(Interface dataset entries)
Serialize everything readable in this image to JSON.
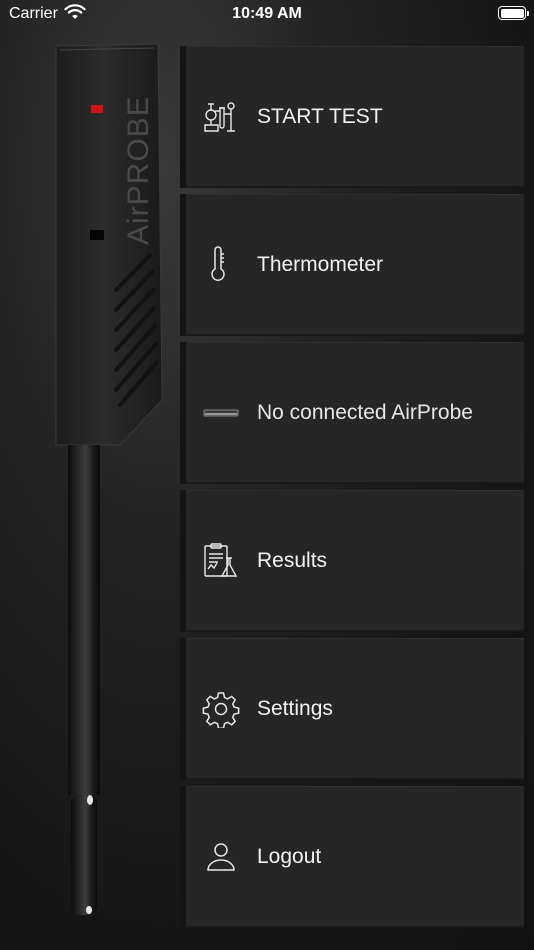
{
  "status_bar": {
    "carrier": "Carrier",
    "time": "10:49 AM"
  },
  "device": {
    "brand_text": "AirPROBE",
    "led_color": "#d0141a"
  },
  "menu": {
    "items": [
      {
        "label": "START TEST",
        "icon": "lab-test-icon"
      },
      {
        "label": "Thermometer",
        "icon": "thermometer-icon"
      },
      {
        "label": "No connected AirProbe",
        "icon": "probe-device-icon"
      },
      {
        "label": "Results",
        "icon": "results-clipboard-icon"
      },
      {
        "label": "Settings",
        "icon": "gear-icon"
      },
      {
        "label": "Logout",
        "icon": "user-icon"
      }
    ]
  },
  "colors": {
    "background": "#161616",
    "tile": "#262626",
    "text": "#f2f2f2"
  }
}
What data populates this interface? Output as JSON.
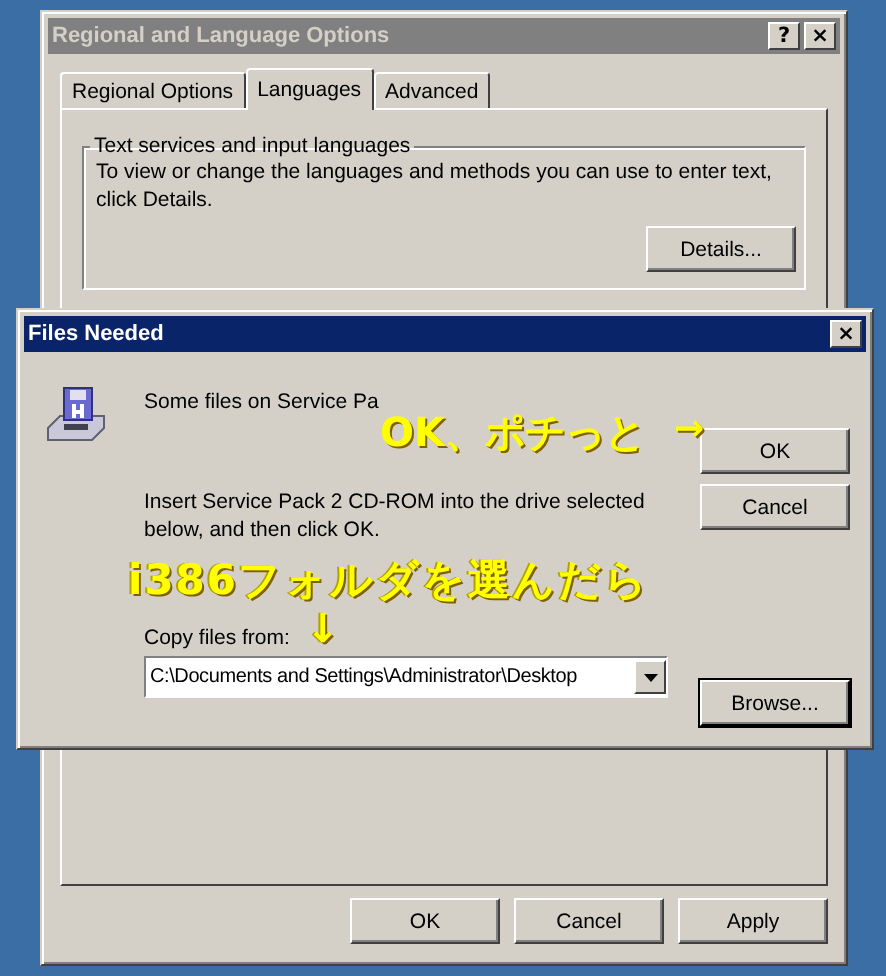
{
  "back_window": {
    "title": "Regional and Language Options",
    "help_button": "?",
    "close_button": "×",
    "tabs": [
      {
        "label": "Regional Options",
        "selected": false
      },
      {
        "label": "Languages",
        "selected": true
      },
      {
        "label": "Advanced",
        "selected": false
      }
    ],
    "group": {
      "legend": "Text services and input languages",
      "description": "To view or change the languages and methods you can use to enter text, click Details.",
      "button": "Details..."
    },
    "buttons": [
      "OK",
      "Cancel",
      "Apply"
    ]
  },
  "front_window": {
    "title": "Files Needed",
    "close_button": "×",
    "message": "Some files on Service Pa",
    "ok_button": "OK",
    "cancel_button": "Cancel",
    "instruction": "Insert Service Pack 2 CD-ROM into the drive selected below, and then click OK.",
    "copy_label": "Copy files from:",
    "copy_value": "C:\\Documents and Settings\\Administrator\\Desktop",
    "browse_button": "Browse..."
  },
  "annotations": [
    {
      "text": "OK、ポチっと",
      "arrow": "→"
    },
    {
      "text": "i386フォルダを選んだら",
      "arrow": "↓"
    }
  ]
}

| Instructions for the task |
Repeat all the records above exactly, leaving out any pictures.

| Response area |
Serialize everything readable in this image to JSON.
{
  "status_bar": {
    "carrier": "Carrier",
    "time": "10:49 AM"
  },
  "device": {
    "brand_text": "AirPROBE",
    "led_color": "#d0141a"
  },
  "menu": {
    "items": [
      {
        "label": "START TEST",
        "icon": "lab-test-icon"
      },
      {
        "label": "Thermometer",
        "icon": "thermometer-icon"
      },
      {
        "label": "No connected AirProbe",
        "icon": "probe-device-icon"
      },
      {
        "label": "Results",
        "icon": "results-clipboard-icon"
      },
      {
        "label": "Settings",
        "icon": "gear-icon"
      },
      {
        "label": "Logout",
        "icon": "user-icon"
      }
    ]
  },
  "colors": {
    "background": "#161616",
    "tile": "#262626",
    "text": "#f2f2f2"
  }
}
What data populates this interface? Output as JSON.
{
  "back_window": {
    "title": "Regional and Language Options",
    "help_button": "?",
    "close_button": "×",
    "tabs": [
      {
        "label": "Regional Options",
        "selected": false
      },
      {
        "label": "Languages",
        "selected": true
      },
      {
        "label": "Advanced",
        "selected": false
      }
    ],
    "group": {
      "legend": "Text services and input languages",
      "description": "To view or change the languages and methods you can use to enter text, click Details.",
      "button": "Details..."
    },
    "buttons": [
      "OK",
      "Cancel",
      "Apply"
    ]
  },
  "front_window": {
    "title": "Files Needed",
    "close_button": "×",
    "message": "Some files on Service Pa",
    "ok_button": "OK",
    "cancel_button": "Cancel",
    "instruction": "Insert Service Pack 2 CD-ROM into the drive selected below, and then click OK.",
    "copy_label": "Copy files from:",
    "copy_value": "C:\\Documents and Settings\\Administrator\\Desktop",
    "browse_button": "Browse..."
  },
  "annotations": [
    {
      "text": "OK、ポチっと",
      "arrow": "→"
    },
    {
      "text": "i386フォルダを選んだら",
      "arrow": "↓"
    }
  ]
}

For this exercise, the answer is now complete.